The core themes of 'Sick Emotions X-ibit' appear to be crude sexual depictions and somewhat dampened horror and brutality. 'The Ride For Revenge' is an image that seems to combine the two elements in order to produce maximum impact. The large, comically sized phallus has once again been personalised with a human expression, which depicts a certain angry malice as it has been boarded by three of Ovgren's characters: another oversized baby in relevant clothing, an old woman and a young man, showing the ambiguity and possibilities within sexuality, yet at the same time with the ominous penis being able to dominate the image. 


'The Ride For Revenge' by Jacob Ovgren
Image courtesy of www.beachlondon.co.uk

Something that really shines from Ovgren's pieces in this exhibition is how he highlights the commodity culture and excess that is plaguing the West. A piece that cannot be ignored in this light is the comical 'OoohhhOOH Burgers', charting the 'First World' obsession with food to the point of a sort of chauvinism by depicting a woman pleasuring herself while regarding a book of 'Fast Food Cooking'. Ovgren manages to illuminate issues that are actually more diverse than the viewer first realises. The artist uses a variety of characters and scenarios in order to encompass as many viewers as possible. According to recent statistics, men and women over the age of seventy are having more sex than ever (?), and he is certainly incorporating such a liberal attitude and presentation to his work.
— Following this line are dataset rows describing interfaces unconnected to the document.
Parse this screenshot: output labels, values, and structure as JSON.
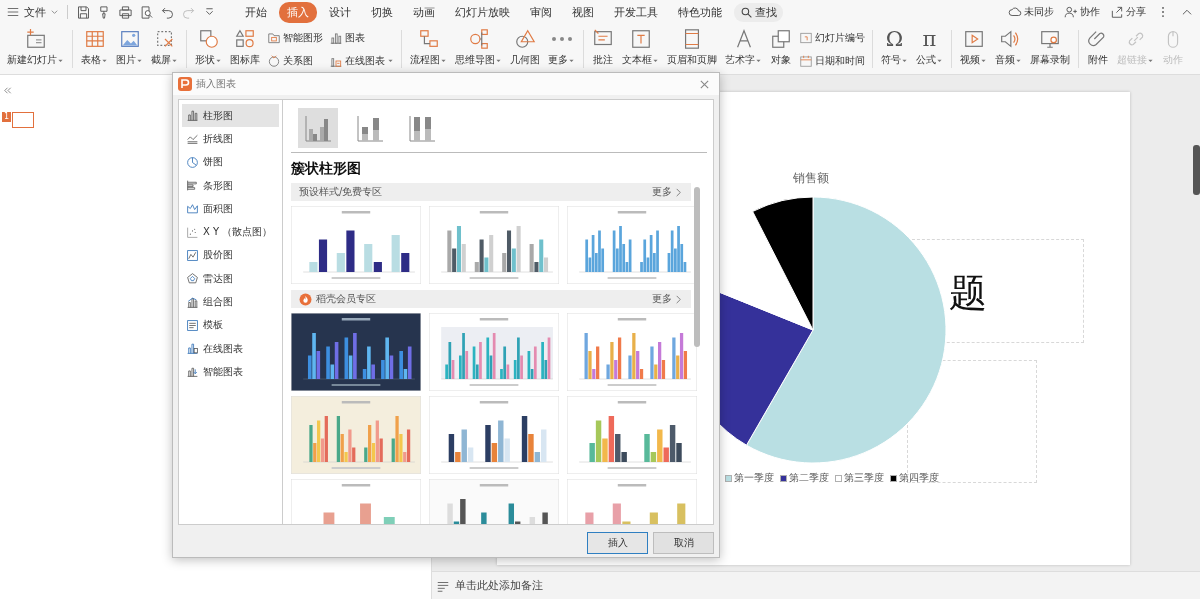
{
  "menu": {
    "label": "文件"
  },
  "tabs": [
    {
      "label": "开始",
      "selected": false
    },
    {
      "label": "插入",
      "selected": true
    },
    {
      "label": "设计",
      "selected": false
    },
    {
      "label": "切换",
      "selected": false
    },
    {
      "label": "动画",
      "selected": false
    },
    {
      "label": "幻灯片放映",
      "selected": false
    },
    {
      "label": "审阅",
      "selected": false
    },
    {
      "label": "视图",
      "selected": false
    },
    {
      "label": "开发工具",
      "selected": false
    },
    {
      "label": "特色功能",
      "selected": false
    }
  ],
  "search": {
    "label": "查找"
  },
  "account_actions": [
    {
      "label": "未同步"
    },
    {
      "label": "协作"
    },
    {
      "label": "分享"
    }
  ],
  "ribbon_groups": [
    [
      {
        "kind": "large",
        "label": "新建幻灯片",
        "dropdown": true,
        "disabled": false
      }
    ],
    [
      {
        "kind": "large",
        "label": "表格",
        "dropdown": true,
        "disabled": false
      },
      {
        "kind": "large",
        "label": "图片",
        "dropdown": true,
        "disabled": false
      },
      {
        "kind": "large",
        "label": "截屏",
        "dropdown": true,
        "disabled": false
      }
    ],
    [
      {
        "kind": "large",
        "label": "形状",
        "dropdown": true,
        "disabled": false
      },
      {
        "kind": "large",
        "label": "图标库",
        "dropdown": false,
        "disabled": false
      },
      {
        "kind": "stack",
        "items": [
          {
            "label": "智能图形",
            "dropdown": false,
            "disabled": false
          },
          {
            "label": "关系图",
            "dropdown": false,
            "disabled": false
          }
        ]
      },
      {
        "kind": "stack",
        "items": [
          {
            "label": "图表",
            "dropdown": false,
            "disabled": false
          },
          {
            "label": "在线图表",
            "dropdown": true,
            "disabled": false
          }
        ]
      }
    ],
    [
      {
        "kind": "large",
        "label": "流程图",
        "dropdown": true,
        "disabled": false
      },
      {
        "kind": "large",
        "label": "思维导图",
        "dropdown": true,
        "disabled": false
      },
      {
        "kind": "large",
        "label": "几何图",
        "dropdown": false,
        "disabled": false
      },
      {
        "kind": "large",
        "label": "更多",
        "dropdown": true,
        "disabled": false
      }
    ],
    [
      {
        "kind": "large",
        "label": "批注",
        "dropdown": false,
        "disabled": false
      },
      {
        "kind": "large",
        "label": "文本框",
        "dropdown": true,
        "disabled": false
      },
      {
        "kind": "large",
        "label": "页眉和页脚",
        "dropdown": false,
        "disabled": false
      },
      {
        "kind": "large",
        "label": "艺术字",
        "dropdown": true,
        "disabled": false
      },
      {
        "kind": "large",
        "label": "对象",
        "dropdown": false,
        "disabled": false
      },
      {
        "kind": "stack",
        "items": [
          {
            "label": "幻灯片编号",
            "dropdown": false,
            "disabled": false
          },
          {
            "label": "日期和时间",
            "dropdown": false,
            "disabled": false
          }
        ]
      }
    ],
    [
      {
        "kind": "glyph",
        "glyph": "Ω",
        "label": "符号",
        "dropdown": true,
        "disabled": false
      },
      {
        "kind": "glyph",
        "glyph": "π",
        "label": "公式",
        "dropdown": true,
        "disabled": false
      }
    ],
    [
      {
        "kind": "large",
        "label": "视频",
        "dropdown": true,
        "disabled": false
      },
      {
        "kind": "large",
        "label": "音频",
        "dropdown": true,
        "disabled": false
      },
      {
        "kind": "large",
        "label": "屏幕录制",
        "dropdown": false,
        "disabled": false
      }
    ],
    [
      {
        "kind": "large",
        "label": "附件",
        "dropdown": false,
        "disabled": false
      },
      {
        "kind": "large",
        "label": "超链接",
        "dropdown": true,
        "disabled": true
      },
      {
        "kind": "large",
        "label": "动作",
        "dropdown": false,
        "disabled": true
      }
    ]
  ],
  "slides": [
    {
      "number": "1",
      "selected": true
    }
  ],
  "slide": {
    "title_fragment": "题",
    "chart_title": "销售额",
    "legend": [
      {
        "label": "第一季度",
        "color": "#b9dfe3"
      },
      {
        "label": "第二季度",
        "color": "#35319a"
      },
      {
        "label": "第三季度",
        "color": "#ffffff"
      },
      {
        "label": "第四季度",
        "color": "#000000"
      }
    ]
  },
  "notes_prompt": "单击此处添加备注",
  "dialog": {
    "title": "插入图表",
    "chart_types": [
      {
        "label": "柱形图",
        "selected": true
      },
      {
        "label": "折线图",
        "selected": false
      },
      {
        "label": "饼图",
        "selected": false
      },
      {
        "label": "条形图",
        "selected": false
      },
      {
        "label": "面积图",
        "selected": false
      },
      {
        "label": "X Y （散点图）",
        "selected": false
      },
      {
        "label": "股价图",
        "selected": false
      },
      {
        "label": "雷达图",
        "selected": false
      },
      {
        "label": "组合图",
        "selected": false
      },
      {
        "label": "模板",
        "selected": false
      },
      {
        "label": "在线图表",
        "selected": false
      },
      {
        "label": "智能图表",
        "selected": false
      }
    ],
    "subtypes": [
      {
        "selected": true
      },
      {
        "selected": false
      },
      {
        "selected": false
      }
    ],
    "heading": "簇状柱形图",
    "sections": [
      {
        "title": "预设样式/免费专区",
        "more": "更多",
        "premium": false
      },
      {
        "title": "稻壳会员专区",
        "more": "更多",
        "premium": true
      }
    ],
    "buttons": [
      {
        "label": "插入",
        "primary": true
      },
      {
        "label": "取消",
        "primary": false
      }
    ]
  }
}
Different attitudes to sexual activity are often addressed by artists, but Ovgren's techniques allow the viewer to focus attention on what lies beneath the initial visual impact of the painting. For instance, with a title like 'Your Naked Body is Perfect For Falling On', pictured below, the artist is well aware that such an image and title combination will cause the viewer to consider the potential complexities of his or her work. This image implies the sadistic nature of both relationships and sex, expressing both pain and pleasure. Perhaps the artist has used two obese characters for (ahem) impact and hyperbolic value, which seems to be an effective tool in what I have seen of Ovgren's work; the aesthetic value is achieved with simple line work and untroubling colour schemes, so that deeper contexts can be explored while still appeasing the eye of the viewer.


'Your Naked Body is Perfect For Falling On' by Jacob Ovgren
Photograph of image taken by Let's Make Lots of Monet